So are you asking God?

I don’t mean our spit ball prayers that we ask at the drop of a hat.  I mean, are you on your knees lifting up a need and, on the other side, letting it go? How often do we hold on? How often do we ask and grasp and say “yeah we trust just let it happen our way?”

Last night I met with my friend Gwen Didden, head of Family Promise in Berks County and founder of the Palace Project.  We had this exact conversation and it led to some powerful revelations. There are good things in the works personally, spiritually, and professionally that I will share more details about as they unfold.

For tonight, think about your petitions, your desires, about what could change  your life forever. Picture it now and know it is possible.  Whatever it may be.  We are all Special Victims. We’ve suffered and struggled. We’ve felt the sting of pain and discomfort, the weight of fear on many fronts.
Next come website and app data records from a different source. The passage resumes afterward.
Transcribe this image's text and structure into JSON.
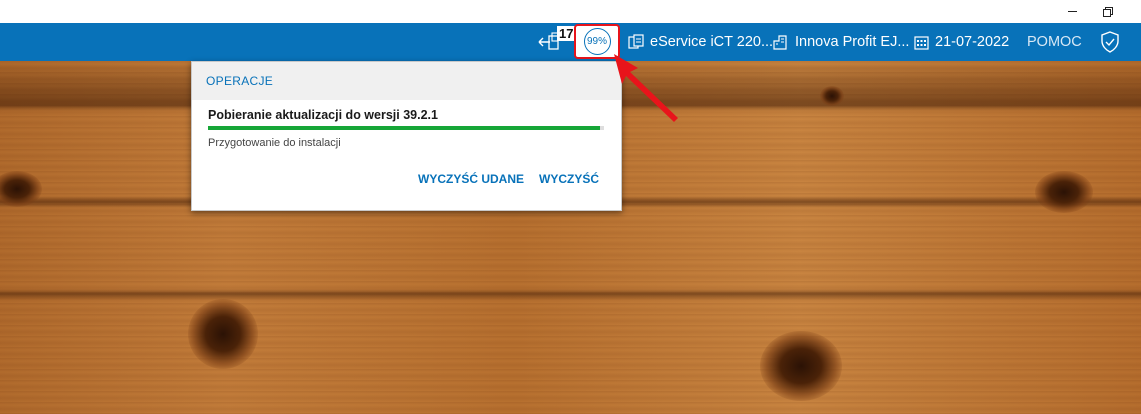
{
  "toolbar": {
    "notification_count": "17",
    "progress_percent": "99%",
    "progress_value": 99,
    "eservice_label": "eService iCT 220...",
    "company_label": "Innova Profit EJ...",
    "date": "21-07-2022",
    "help_label": "POMOC",
    "accent": "#0872b9"
  },
  "operations": {
    "header": "OPERACJE",
    "item_title": "Pobieranie aktualizacji do wersji 39.2.1",
    "item_progress": 0.99,
    "item_status": "Przygotowanie do instalacji",
    "clear_success_label": "WYCZYŚĆ UDANE",
    "clear_label": "WYCZYŚĆ",
    "progress_color": "#16a637"
  },
  "icons": {
    "logout": "logout-icon",
    "progress": "progress-circle-icon",
    "eservice": "device-icon",
    "company": "building-icon",
    "calendar": "calendar-icon",
    "shield": "shield-check-icon",
    "minimize": "minimize-icon",
    "restore": "restore-icon"
  }
}
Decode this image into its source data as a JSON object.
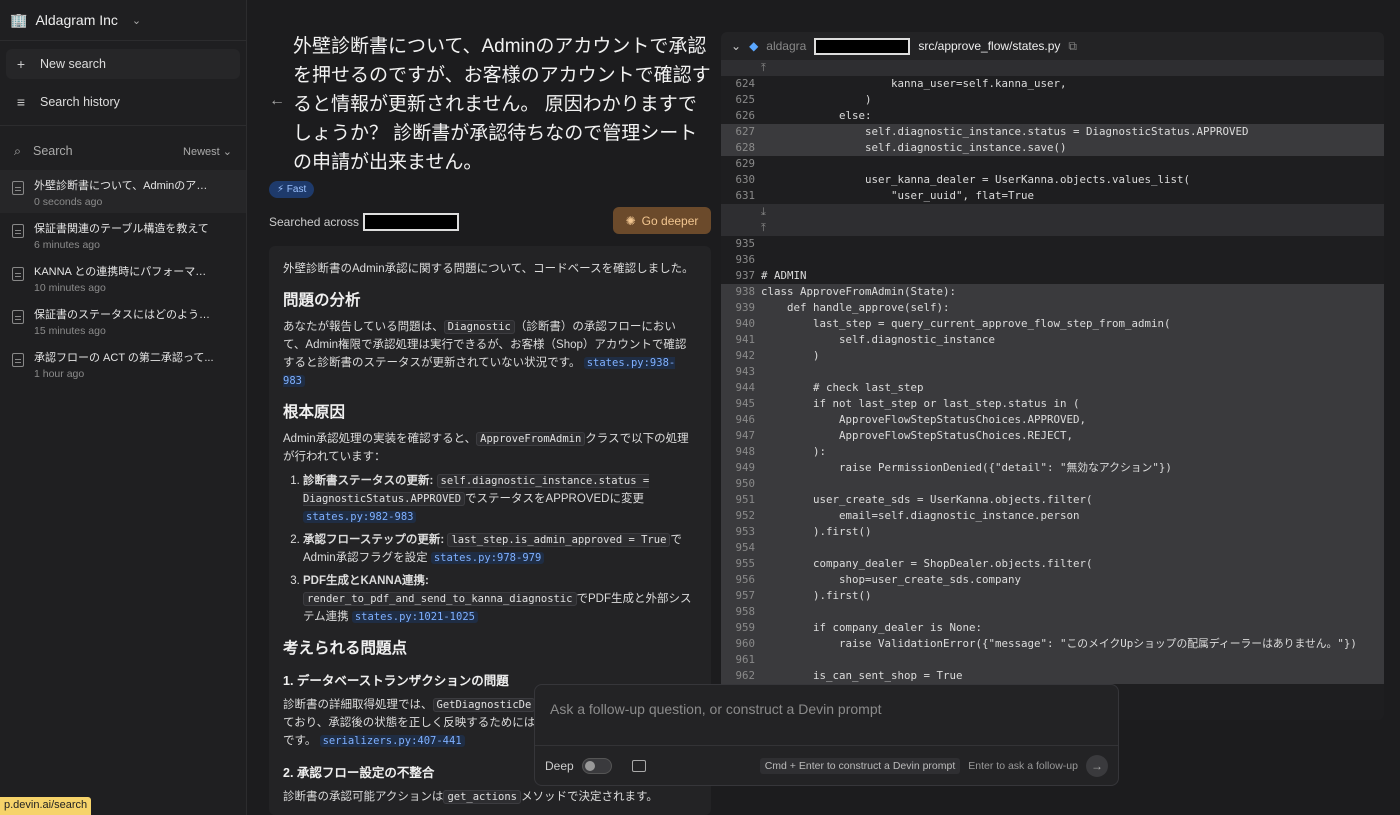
{
  "sidebar": {
    "org_name": "Aldagram Inc",
    "new_search": "New search",
    "search_history": "Search history",
    "search_label": "Search",
    "sort_label": "Newest",
    "items": [
      {
        "title": "外壁診断書について、Adminのアカ...",
        "time": "0 seconds ago"
      },
      {
        "title": "保証書関連のテーブル構造を教えて",
        "time": "6 minutes ago"
      },
      {
        "title": "KANNA との連携時にパフォーマン...",
        "time": "10 minutes ago"
      },
      {
        "title": "保証書のステータスにはどのような...",
        "time": "15 minutes ago"
      },
      {
        "title": "承認フローの ACT の第二承認って...",
        "time": "1 hour ago"
      }
    ],
    "url_tip": "p.devin.ai/search"
  },
  "main": {
    "question": "外壁診断書について、Adminのアカウントで承認を押せるのですが、お客様のアカウントで確認すると情報が更新されません。 原因わかりますでしょうか？ 診断書が承認待ちなので管理シートの申請が出来ません。",
    "badge": "⚡ Fast",
    "searched_across": "Searched across",
    "go_deeper": "Go deeper",
    "answer": {
      "intro": "外壁診断書のAdmin承認に関する問題について、コードベースを確認しました。",
      "h_analysis": "問題の分析",
      "p_analysis_1": "あなたが報告している問題は、",
      "p_analysis_code": "Diagnostic",
      "p_analysis_2": "（診断書）の承認フローにおいて、Admin権限で承認処理は実行できるが、お客様（Shop）アカウントで確認すると診断書のステータスが更新されていない状況です。",
      "p_analysis_ref": "states.py:938-983",
      "h_cause": "根本原因",
      "p_cause_1": "Admin承認処理の実装を確認すると、",
      "p_cause_code": "ApproveFromAdmin",
      "p_cause_2": "クラスで以下の処理が行われています：",
      "li1_bold": "診断書ステータスの更新:",
      "li1_code": "self.diagnostic_instance.status = DiagnosticStatus.APPROVED",
      "li1_text": "でステータスをAPPROVEDに変更",
      "li1_ref": "states.py:982-983",
      "li2_bold": "承認フローステップの更新:",
      "li2_code": "last_step.is_admin_approved = True",
      "li2_text": "でAdmin承認フラグを設定",
      "li2_ref": "states.py:978-979",
      "li3_bold": "PDF生成とKANNA連携:",
      "li3_code": "render_to_pdf_and_send_to_kanna_diagnostic",
      "li3_text": "でPDF生成と外部システム連携",
      "li3_ref": "states.py:1021-1025",
      "h_issues": "考えられる問題点",
      "h_issue1": "1. データベーストランザクションの問題",
      "p_issue1_1": "診断書の詳細取得処理では、",
      "p_issue1_code": "GetDiagnosticDe",
      "p_issue1_2": "ており、承認後の状態を正しく反映するためには",
      "p_issue1_3": "です。",
      "p_issue1_ref": "serializers.py:407-441",
      "h_issue2": "2. 承認フロー設定の不整合",
      "p_issue2_1": "診断書の承認可能アクションは",
      "p_issue2_code": "get_actions",
      "p_issue2_2": "メソッドで決定されます。"
    }
  },
  "code": {
    "repo": "aldagra",
    "path": "src/approve_flow/states.py",
    "lines": [
      {
        "n": "",
        "t": "⤒",
        "c": "hl"
      },
      {
        "n": "624",
        "t": "                    kanna_user=self.kanna_user,",
        "c": ""
      },
      {
        "n": "625",
        "t": "                )",
        "c": ""
      },
      {
        "n": "626",
        "t": "            else:",
        "c": ""
      },
      {
        "n": "627",
        "t": "                self.diagnostic_instance.status = DiagnosticStatus.APPROVED",
        "c": "sel"
      },
      {
        "n": "628",
        "t": "                self.diagnostic_instance.save()",
        "c": "sel"
      },
      {
        "n": "629",
        "t": "",
        "c": ""
      },
      {
        "n": "630",
        "t": "                user_kanna_dealer = UserKanna.objects.values_list(",
        "c": ""
      },
      {
        "n": "631",
        "t": "                    \"user_uuid\", flat=True",
        "c": ""
      },
      {
        "n": "",
        "t": "⤓",
        "c": "hl"
      },
      {
        "n": "",
        "t": "⤒",
        "c": "hl"
      },
      {
        "n": "935",
        "t": "",
        "c": ""
      },
      {
        "n": "936",
        "t": "",
        "c": ""
      },
      {
        "n": "937",
        "t": "# ADMIN",
        "c": ""
      },
      {
        "n": "938",
        "t": "class ApproveFromAdmin(State):",
        "c": "sel"
      },
      {
        "n": "939",
        "t": "    def handle_approve(self):",
        "c": "sel"
      },
      {
        "n": "940",
        "t": "        last_step = query_current_approve_flow_step_from_admin(",
        "c": "sel"
      },
      {
        "n": "941",
        "t": "            self.diagnostic_instance",
        "c": "sel"
      },
      {
        "n": "942",
        "t": "        )",
        "c": "sel"
      },
      {
        "n": "943",
        "t": "",
        "c": "sel"
      },
      {
        "n": "944",
        "t": "        # check last_step",
        "c": "sel"
      },
      {
        "n": "945",
        "t": "        if not last_step or last_step.status in (",
        "c": "sel"
      },
      {
        "n": "946",
        "t": "            ApproveFlowStepStatusChoices.APPROVED,",
        "c": "sel"
      },
      {
        "n": "947",
        "t": "            ApproveFlowStepStatusChoices.REJECT,",
        "c": "sel"
      },
      {
        "n": "948",
        "t": "        ):",
        "c": "sel"
      },
      {
        "n": "949",
        "t": "            raise PermissionDenied({\"detail\": \"無効なアクション\"})",
        "c": "sel"
      },
      {
        "n": "950",
        "t": "",
        "c": "sel"
      },
      {
        "n": "951",
        "t": "        user_create_sds = UserKanna.objects.filter(",
        "c": "sel"
      },
      {
        "n": "952",
        "t": "            email=self.diagnostic_instance.person",
        "c": "sel"
      },
      {
        "n": "953",
        "t": "        ).first()",
        "c": "sel"
      },
      {
        "n": "954",
        "t": "",
        "c": "sel"
      },
      {
        "n": "955",
        "t": "        company_dealer = ShopDealer.objects.filter(",
        "c": "sel"
      },
      {
        "n": "956",
        "t": "            shop=user_create_sds.company",
        "c": "sel"
      },
      {
        "n": "957",
        "t": "        ).first()",
        "c": "sel"
      },
      {
        "n": "958",
        "t": "",
        "c": "sel"
      },
      {
        "n": "959",
        "t": "        if company_dealer is None:",
        "c": "sel"
      },
      {
        "n": "960",
        "t": "            raise ValidationError({\"message\": \"このメイクUpショップの配属ディーラーはありません。\"})",
        "c": "sel"
      },
      {
        "n": "961",
        "t": "",
        "c": "sel"
      },
      {
        "n": "962",
        "t": "        is_can_sent_shop = True",
        "c": "sel"
      }
    ]
  },
  "followup": {
    "placeholder": "Ask a follow-up question, or construct a Devin prompt",
    "deep_label": "Deep",
    "hint_cmd": "Cmd + Enter to construct a Devin prompt",
    "hint_enter": "Enter to ask a follow-up"
  }
}
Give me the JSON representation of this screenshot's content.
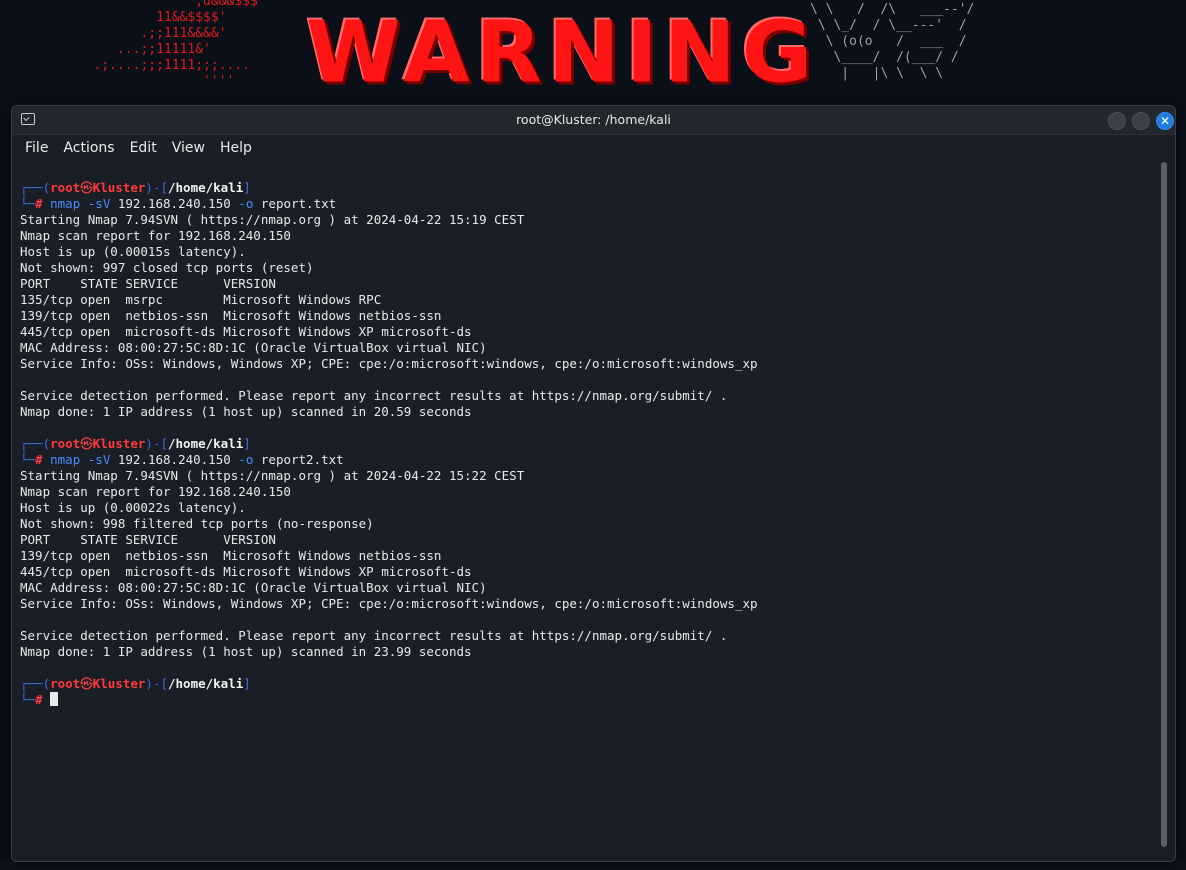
{
  "wallpaper": {
    "banner_text": "WARNING",
    "ascii_top_left": "                ,d&&&$$$'\n           11&&$$$$'\n         .;;111&&&&'\n      ...;;11111&'\n   .;....;;;1111;;;....\n                 ''''",
    "ascii_top_right": "\\ \\   /  /\\   ___--'/\n \\ \\_/  / \\__---'  /\n  \\ (o(o   /  ___  /\n   \\____/  /(___/ /\n    |   |\\ \\  \\ \\"
  },
  "window": {
    "title": "root@Kluster: /home/kali",
    "close_glyph": "✕"
  },
  "menu": [
    "File",
    "Actions",
    "Edit",
    "View",
    "Help"
  ],
  "prompt": {
    "open": "┌──(",
    "user": "root",
    "skull": "㉿",
    "host": "Kluster",
    "mid": ")-[",
    "path": "/home/kali",
    "close": "]",
    "arrow": "└─",
    "hash": "#"
  },
  "sessions": [
    {
      "cmd": "nmap",
      "flag_sv": "-sV",
      "target": "192.168.240.150",
      "flag_o": "-o",
      "outfile": "report.txt",
      "output": [
        "Starting Nmap 7.94SVN ( https://nmap.org ) at 2024-04-22 15:19 CEST",
        "Nmap scan report for 192.168.240.150",
        "Host is up (0.00015s latency).",
        "Not shown: 997 closed tcp ports (reset)",
        "PORT    STATE SERVICE      VERSION",
        "135/tcp open  msrpc        Microsoft Windows RPC",
        "139/tcp open  netbios-ssn  Microsoft Windows netbios-ssn",
        "445/tcp open  microsoft-ds Microsoft Windows XP microsoft-ds",
        "MAC Address: 08:00:27:5C:8D:1C (Oracle VirtualBox virtual NIC)",
        "Service Info: OSs: Windows, Windows XP; CPE: cpe:/o:microsoft:windows, cpe:/o:microsoft:windows_xp",
        "",
        "Service detection performed. Please report any incorrect results at https://nmap.org/submit/ .",
        "Nmap done: 1 IP address (1 host up) scanned in 20.59 seconds",
        ""
      ]
    },
    {
      "cmd": "nmap",
      "flag_sv": "-sV",
      "target": "192.168.240.150",
      "flag_o": "-o",
      "outfile": "report2.txt",
      "output": [
        "Starting Nmap 7.94SVN ( https://nmap.org ) at 2024-04-22 15:22 CEST",
        "Nmap scan report for 192.168.240.150",
        "Host is up (0.00022s latency).",
        "Not shown: 998 filtered tcp ports (no-response)",
        "PORT    STATE SERVICE      VERSION",
        "139/tcp open  netbios-ssn  Microsoft Windows netbios-ssn",
        "445/tcp open  microsoft-ds Microsoft Windows XP microsoft-ds",
        "MAC Address: 08:00:27:5C:8D:1C (Oracle VirtualBox virtual NIC)",
        "Service Info: OSs: Windows, Windows XP; CPE: cpe:/o:microsoft:windows, cpe:/o:microsoft:windows_xp",
        "",
        "Service detection performed. Please report any incorrect results at https://nmap.org/submit/ .",
        "Nmap done: 1 IP address (1 host up) scanned in 23.99 seconds",
        ""
      ]
    }
  ],
  "colors": {
    "prompt_frame": "#4169e1",
    "prompt_user": "#ff3b3b",
    "command": "#4a8cff",
    "close_button": "#1f7de0",
    "warning": "#ff1414"
  }
}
If you are in that dark place, know that the story isn’t over.

We are at the start, in the first days, and I can’t wait to see what will happen.

Until then, keep the faith.  Take it a step at a time.  The end is worth it, I promise.

~Matt